10 incredibly innovative young technological companies and 7 days in Boston. Numerous lectures, workshops and networking meetings, hundreds of people and thousands of possible opportunities. And all this in the shadow of one of the world’s best technology universities — the Massachusetts Institute of Technology. We asked the participating startups about the impressions from this year’s Bootcamp.
Łukasz Raczkowski, Solutions 4 Tomorrow
A trip to the United States is in itself a dream for many people, and we also had the opportunity to visit unusual places and meet people unavailable to ordinary tourists. It was an intensive week that brought a lot of new experiences to each of us. First of all, we got to know the look at the businesses of people on the other side of the Atlantic and we realized that it is not the same as the one represented in Poland. Personally, I liked the most meeting with Poles who achieved business success in the USA. It is great to see that on such a demanding market “our people” have succeeded, and additionally they have the willingness to build a Polish community. Cooperation with a local mentor was also important, and it contributed a lot to our perspective on the development of business on a global scale.
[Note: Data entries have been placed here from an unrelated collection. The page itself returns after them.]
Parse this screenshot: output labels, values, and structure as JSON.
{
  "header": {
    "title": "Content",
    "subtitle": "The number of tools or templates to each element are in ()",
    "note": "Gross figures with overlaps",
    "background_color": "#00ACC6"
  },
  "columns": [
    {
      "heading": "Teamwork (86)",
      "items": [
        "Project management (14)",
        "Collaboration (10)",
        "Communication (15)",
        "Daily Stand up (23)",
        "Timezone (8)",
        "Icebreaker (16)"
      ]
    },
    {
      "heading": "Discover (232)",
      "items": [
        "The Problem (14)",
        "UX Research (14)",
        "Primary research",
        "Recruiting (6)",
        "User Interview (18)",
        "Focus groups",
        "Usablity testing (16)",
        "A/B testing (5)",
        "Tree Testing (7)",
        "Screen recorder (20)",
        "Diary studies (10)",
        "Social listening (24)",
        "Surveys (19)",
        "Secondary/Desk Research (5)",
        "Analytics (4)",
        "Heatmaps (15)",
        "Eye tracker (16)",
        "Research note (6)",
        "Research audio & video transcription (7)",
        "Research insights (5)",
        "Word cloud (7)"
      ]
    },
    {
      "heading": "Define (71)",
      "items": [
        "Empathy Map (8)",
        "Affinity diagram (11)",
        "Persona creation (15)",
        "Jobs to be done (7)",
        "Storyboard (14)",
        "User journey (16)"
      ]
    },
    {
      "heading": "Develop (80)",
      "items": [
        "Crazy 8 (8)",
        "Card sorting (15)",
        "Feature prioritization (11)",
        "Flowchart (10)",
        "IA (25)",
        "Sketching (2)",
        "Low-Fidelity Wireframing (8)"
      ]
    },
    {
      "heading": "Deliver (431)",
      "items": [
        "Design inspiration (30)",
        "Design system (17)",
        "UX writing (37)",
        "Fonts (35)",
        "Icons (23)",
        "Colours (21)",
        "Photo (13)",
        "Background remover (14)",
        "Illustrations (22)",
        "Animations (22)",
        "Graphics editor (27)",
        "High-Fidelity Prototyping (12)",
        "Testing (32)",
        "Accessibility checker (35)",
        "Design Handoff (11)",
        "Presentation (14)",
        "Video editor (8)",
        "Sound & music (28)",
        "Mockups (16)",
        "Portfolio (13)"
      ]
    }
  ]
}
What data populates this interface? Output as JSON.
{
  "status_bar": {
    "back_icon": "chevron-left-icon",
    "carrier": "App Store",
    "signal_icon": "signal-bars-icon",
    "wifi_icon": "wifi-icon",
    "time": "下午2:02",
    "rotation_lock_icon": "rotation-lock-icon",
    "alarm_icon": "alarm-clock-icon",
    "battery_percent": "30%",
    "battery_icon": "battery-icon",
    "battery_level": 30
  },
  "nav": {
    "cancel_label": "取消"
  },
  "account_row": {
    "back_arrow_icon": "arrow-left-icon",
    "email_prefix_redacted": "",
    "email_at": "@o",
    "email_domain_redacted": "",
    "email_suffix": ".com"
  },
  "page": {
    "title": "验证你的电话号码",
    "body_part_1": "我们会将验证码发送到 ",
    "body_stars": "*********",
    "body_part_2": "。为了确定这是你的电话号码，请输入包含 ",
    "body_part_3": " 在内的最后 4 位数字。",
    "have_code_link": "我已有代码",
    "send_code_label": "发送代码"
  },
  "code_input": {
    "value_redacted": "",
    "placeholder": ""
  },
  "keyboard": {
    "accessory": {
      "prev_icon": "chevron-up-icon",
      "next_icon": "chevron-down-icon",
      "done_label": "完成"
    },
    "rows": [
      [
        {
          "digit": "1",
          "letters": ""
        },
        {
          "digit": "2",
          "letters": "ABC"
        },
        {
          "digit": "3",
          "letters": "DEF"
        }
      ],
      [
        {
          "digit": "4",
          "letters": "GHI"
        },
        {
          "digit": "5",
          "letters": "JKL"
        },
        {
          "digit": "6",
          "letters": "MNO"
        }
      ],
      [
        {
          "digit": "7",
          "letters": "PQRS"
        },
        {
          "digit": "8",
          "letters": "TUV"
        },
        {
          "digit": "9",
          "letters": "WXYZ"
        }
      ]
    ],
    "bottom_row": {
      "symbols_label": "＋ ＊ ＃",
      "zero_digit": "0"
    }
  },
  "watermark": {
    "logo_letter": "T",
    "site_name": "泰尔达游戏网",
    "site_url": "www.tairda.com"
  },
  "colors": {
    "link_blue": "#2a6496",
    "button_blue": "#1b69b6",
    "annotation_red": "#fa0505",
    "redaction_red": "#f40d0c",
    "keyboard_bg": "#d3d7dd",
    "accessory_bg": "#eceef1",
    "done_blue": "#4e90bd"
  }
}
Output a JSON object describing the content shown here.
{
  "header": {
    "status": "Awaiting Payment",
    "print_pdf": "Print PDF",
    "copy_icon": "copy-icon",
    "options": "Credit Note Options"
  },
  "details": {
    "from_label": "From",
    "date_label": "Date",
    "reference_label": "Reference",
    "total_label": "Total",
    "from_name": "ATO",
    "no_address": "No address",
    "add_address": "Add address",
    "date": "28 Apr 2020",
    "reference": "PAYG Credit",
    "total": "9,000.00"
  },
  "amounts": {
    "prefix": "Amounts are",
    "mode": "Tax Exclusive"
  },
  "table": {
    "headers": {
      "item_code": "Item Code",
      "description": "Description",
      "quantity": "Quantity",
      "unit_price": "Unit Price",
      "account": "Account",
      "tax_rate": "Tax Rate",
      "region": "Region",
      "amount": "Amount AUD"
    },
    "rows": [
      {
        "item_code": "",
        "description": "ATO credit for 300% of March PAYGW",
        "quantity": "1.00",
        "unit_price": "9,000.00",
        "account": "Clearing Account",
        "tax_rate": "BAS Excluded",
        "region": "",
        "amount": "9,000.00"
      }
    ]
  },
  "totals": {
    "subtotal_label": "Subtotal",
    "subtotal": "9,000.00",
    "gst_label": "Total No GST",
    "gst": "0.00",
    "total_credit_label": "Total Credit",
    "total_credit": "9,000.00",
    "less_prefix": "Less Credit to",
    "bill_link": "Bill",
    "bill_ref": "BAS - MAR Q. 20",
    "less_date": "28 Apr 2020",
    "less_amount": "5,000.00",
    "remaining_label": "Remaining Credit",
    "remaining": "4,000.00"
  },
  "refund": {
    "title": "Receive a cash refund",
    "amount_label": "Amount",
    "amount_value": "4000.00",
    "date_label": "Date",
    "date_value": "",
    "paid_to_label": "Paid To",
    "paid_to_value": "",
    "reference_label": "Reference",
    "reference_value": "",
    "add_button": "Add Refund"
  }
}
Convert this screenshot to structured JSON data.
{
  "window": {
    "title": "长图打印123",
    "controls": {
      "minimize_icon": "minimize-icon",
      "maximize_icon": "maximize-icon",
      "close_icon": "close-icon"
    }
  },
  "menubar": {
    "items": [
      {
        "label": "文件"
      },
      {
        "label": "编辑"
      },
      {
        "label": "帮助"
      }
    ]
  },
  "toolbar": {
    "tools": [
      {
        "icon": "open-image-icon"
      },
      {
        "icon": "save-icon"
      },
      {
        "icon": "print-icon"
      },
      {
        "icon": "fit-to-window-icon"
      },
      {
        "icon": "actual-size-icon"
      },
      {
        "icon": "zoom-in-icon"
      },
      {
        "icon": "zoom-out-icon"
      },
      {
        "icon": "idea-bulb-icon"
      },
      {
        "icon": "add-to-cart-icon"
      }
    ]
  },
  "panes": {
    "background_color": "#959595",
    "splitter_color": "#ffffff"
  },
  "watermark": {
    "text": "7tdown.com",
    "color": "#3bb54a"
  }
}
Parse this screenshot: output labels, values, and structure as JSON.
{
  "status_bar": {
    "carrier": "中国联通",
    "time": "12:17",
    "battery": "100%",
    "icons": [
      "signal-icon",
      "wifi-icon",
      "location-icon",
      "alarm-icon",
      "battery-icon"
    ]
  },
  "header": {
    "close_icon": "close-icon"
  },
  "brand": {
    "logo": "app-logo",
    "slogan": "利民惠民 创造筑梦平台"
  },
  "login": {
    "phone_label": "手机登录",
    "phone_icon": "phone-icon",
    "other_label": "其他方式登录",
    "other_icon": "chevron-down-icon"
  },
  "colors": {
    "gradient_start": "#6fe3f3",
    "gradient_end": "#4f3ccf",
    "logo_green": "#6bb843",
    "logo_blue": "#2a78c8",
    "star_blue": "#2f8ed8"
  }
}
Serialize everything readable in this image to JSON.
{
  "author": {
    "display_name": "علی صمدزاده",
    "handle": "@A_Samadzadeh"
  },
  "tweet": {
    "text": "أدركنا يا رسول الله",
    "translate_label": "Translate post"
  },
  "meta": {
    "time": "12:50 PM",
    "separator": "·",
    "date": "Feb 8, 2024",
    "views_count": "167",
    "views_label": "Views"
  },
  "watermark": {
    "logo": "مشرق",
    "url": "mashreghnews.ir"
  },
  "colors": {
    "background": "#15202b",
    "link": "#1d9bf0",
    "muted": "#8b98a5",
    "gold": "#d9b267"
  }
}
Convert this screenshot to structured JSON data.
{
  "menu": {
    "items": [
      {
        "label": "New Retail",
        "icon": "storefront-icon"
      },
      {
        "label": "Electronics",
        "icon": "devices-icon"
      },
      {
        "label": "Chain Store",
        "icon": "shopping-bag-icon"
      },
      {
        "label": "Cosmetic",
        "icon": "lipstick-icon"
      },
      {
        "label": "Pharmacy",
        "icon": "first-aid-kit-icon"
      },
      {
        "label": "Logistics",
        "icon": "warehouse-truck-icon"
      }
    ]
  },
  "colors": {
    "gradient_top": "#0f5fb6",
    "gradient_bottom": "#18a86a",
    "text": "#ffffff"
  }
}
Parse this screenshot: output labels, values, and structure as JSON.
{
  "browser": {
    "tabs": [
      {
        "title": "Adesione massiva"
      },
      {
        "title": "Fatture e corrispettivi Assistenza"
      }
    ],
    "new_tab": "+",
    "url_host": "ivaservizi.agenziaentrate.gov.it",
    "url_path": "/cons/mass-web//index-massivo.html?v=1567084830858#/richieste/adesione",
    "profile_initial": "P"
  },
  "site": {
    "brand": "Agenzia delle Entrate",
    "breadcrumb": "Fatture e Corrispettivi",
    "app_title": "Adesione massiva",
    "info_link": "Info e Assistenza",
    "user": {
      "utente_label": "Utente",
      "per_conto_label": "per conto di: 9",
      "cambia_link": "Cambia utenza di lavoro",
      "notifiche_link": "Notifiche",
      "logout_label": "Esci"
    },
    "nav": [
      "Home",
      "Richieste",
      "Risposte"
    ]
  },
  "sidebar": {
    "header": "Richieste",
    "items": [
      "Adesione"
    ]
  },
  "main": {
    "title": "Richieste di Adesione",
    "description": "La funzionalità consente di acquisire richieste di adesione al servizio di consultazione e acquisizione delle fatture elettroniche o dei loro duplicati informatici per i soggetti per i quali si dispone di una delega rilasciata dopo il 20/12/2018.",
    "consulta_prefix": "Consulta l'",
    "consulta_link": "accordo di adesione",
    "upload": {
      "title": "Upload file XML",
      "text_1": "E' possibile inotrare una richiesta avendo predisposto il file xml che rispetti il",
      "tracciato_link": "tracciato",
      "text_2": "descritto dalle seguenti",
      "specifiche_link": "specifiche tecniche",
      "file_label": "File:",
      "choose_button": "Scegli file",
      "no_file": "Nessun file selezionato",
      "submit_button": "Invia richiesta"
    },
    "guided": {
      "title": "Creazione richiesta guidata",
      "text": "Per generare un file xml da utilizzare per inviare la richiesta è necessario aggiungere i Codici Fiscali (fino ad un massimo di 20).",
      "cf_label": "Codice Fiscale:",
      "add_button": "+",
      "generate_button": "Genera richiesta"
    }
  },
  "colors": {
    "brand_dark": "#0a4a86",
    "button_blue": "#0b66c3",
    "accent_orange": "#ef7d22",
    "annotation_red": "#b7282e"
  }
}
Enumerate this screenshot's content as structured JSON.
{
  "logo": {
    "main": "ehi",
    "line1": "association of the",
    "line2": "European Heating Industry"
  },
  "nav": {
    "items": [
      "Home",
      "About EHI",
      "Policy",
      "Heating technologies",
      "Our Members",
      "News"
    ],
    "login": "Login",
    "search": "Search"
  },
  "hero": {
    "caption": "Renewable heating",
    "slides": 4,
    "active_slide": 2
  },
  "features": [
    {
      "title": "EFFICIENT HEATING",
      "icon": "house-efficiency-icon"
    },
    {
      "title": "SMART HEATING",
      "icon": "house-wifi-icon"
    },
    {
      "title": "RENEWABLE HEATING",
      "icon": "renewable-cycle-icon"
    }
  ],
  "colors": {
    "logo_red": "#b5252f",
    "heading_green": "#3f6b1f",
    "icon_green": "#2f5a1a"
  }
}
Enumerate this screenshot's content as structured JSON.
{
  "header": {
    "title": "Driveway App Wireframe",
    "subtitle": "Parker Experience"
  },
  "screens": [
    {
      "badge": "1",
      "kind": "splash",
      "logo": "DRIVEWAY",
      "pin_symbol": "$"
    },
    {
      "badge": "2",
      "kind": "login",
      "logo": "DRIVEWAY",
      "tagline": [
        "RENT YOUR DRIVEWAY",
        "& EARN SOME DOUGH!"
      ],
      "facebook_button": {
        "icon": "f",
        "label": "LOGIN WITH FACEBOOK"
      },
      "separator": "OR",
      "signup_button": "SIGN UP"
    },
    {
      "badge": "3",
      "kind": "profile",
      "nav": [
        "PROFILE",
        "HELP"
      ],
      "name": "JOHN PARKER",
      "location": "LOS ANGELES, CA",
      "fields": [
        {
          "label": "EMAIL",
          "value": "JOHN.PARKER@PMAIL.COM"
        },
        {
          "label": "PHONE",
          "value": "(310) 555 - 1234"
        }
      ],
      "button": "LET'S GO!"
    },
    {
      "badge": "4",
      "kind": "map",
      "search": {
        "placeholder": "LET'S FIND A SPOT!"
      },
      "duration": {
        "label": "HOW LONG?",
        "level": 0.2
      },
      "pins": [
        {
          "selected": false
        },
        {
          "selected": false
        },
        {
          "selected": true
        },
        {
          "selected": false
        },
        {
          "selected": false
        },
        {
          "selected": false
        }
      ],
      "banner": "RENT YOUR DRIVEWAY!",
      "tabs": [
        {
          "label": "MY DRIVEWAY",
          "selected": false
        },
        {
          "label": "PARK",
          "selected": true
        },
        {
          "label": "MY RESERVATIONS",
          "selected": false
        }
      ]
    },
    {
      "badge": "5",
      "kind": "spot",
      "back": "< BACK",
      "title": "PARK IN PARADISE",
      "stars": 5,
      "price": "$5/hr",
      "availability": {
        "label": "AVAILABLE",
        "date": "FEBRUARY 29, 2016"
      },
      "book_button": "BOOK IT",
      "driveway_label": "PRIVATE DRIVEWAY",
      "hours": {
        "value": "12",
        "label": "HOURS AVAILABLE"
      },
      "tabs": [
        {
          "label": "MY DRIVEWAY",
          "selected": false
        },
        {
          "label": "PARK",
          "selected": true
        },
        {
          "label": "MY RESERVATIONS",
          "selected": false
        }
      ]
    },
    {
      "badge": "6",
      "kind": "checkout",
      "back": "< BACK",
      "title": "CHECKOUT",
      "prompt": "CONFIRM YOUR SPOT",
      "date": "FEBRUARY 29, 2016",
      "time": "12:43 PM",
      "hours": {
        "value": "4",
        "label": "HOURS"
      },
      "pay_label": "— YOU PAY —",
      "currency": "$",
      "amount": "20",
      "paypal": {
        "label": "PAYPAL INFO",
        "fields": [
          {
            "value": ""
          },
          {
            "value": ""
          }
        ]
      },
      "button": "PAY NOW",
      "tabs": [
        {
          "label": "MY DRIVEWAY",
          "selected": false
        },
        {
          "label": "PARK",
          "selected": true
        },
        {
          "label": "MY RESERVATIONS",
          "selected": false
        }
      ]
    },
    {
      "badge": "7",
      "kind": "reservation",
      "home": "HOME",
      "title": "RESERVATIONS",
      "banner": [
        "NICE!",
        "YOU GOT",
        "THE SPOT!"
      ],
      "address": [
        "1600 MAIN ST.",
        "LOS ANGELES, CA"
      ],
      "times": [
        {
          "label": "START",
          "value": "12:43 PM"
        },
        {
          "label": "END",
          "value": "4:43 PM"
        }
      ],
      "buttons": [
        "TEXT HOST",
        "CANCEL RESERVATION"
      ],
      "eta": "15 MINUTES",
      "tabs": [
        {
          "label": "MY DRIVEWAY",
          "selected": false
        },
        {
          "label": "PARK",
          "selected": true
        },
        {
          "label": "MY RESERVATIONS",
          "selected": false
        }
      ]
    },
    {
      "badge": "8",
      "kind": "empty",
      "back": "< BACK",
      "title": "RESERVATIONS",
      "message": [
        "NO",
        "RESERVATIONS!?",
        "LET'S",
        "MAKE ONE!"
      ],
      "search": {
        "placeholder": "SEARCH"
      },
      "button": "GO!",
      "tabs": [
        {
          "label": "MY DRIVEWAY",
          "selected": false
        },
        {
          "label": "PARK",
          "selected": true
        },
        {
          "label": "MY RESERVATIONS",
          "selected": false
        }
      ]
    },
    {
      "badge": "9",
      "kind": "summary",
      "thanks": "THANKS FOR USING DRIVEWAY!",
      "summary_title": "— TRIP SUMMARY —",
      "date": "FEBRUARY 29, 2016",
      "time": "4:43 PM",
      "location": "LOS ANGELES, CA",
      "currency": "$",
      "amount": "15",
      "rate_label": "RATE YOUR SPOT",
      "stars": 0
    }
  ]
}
What surprised us the most was the approach to building entrepreneurship at the Massachusetts Institute of Technology — accessibility of infrastructure, openness of people and their approach — frivolous on one hand, and critical on the other. After this trip, we are certainly more aware of our shortcomings, and at the same time we have become convinced that we can afford to succeed. This mixture of emotions and impressions has allowed us to become even better entrepreneurs.
Ewa Rutczyńska-Jamróz, Lifetone
Our participation in the Bootcamp was very important to us — in particular its location in Boston, which is a leading medical and business center in the field of new technologies from the BioMedTech sector. It was a unique opportunity for us to get to know the ecosystem, visit accelerators, talk to entrepreneurs and scientists specifically from our industry, which makes the knowledge, experience and relationships gained even more valuable to us. Meetings with people who decided to run their businesses in the United States, as well as people who are actively involved in the organization of the start-up support ecosystem in the BioMedTech area in Boston were of special importance to us. We were surprised by the openness of the people we met with. They listened with interest about our business and wondered with whom they could contact us, who from their environment could potentially contribute something to the development of our business. This resulted in setting up further meetings, which filled the agenda to the limits of what is possible and allowed us to review, in a short span of time, our thinking about the steps we should take in terms of expansion to the United States. The goal that we set for ourselves in connection with our trip to the Bootcamp was not related to looking for financing. We wanted to understand the Boston ecosystem and establish relationships. Thanks to the involvement of the organizer, i.e. MIT Enterprise Forum Poland, we managed to achieve this goal, for which we are very grateful.
Konrad Krajewski, Genomtec
The most important benefits of participating in the Bootcamp in Boston are the opportunity to meet interesting people, feedback from investors and information about the functioning of business in the USA. This market has to be seen as the European Union — each state in the USA has to be seen as an individual country. People in different states differ in customs and approach to business, states have their own individual laws, so in the USA it is very important to analyze the possibility of creating a business in a particular state, and not in the whole country. We liked the openness of Americans and their approach to business. The people we met openly shared their contacts with us and helped us arrange meetings, while expecting nothing in return. The most important thing was to get to know the mentality of local investors and people, which is different from the approach and mentality of Poles. Business practitioners and entrepreneurs with whom we met, openly share with us their experiences and thoughts on Polish projects. In Poland, people do not function this way, because they are afraid that someone could steal their ideas or contacts from them. We are far from the state of mind and mentality of American business, so we will be slow to develop further. “You go faster by yourself, but in a group you’ll go farther”. The Americans understand this, Poles — not at all. We realized that in order to do business in the U.S., you need to be there, have global patents, understand the U.S. market and have the best validated product. In addition, in the USA the customer who buys the product/service and the business model are the most important. Technological advantages and price do not matter if the customer is not interested in them.